# [Exercise material]

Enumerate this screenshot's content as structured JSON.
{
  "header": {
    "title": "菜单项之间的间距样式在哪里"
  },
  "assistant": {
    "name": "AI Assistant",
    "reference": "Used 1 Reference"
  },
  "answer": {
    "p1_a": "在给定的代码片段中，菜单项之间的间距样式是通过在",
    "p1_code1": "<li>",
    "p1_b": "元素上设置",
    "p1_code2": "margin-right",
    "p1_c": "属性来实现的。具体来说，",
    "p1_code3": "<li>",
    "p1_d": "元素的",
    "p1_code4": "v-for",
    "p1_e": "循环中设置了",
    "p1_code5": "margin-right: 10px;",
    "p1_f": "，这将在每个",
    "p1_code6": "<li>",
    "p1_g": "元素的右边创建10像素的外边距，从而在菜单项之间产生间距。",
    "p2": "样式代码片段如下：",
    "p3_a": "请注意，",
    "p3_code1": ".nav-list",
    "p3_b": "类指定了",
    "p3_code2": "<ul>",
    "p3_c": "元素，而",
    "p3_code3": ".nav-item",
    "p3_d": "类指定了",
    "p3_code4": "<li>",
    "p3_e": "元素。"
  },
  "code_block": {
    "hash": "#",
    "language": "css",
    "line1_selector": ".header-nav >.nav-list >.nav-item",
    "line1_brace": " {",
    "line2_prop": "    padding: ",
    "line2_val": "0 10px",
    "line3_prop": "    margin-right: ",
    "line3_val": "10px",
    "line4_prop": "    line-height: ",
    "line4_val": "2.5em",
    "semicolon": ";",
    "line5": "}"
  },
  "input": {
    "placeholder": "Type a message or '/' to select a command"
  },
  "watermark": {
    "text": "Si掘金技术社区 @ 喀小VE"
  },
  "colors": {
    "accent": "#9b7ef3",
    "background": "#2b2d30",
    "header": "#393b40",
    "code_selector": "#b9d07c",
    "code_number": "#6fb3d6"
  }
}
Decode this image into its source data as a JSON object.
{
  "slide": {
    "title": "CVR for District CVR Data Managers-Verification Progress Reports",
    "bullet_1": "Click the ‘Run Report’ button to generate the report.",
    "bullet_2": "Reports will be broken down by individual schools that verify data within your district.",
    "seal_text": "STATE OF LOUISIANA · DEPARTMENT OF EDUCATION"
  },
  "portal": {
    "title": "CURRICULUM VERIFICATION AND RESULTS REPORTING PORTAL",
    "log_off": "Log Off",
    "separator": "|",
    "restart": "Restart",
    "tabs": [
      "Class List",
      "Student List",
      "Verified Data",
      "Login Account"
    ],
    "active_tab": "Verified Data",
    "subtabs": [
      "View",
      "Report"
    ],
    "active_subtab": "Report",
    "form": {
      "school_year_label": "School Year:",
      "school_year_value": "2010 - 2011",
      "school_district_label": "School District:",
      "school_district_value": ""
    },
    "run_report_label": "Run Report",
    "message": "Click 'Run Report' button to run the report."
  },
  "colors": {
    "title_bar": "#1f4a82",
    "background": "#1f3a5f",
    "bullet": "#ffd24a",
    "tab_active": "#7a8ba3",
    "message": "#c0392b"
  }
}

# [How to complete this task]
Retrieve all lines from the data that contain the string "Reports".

# [Response area]
    "title": "CVR for District CVR Data Managers-Verification Progress Reports",
    "bullet_2": "Reports will be broken down by individual schools that verify data within your district.",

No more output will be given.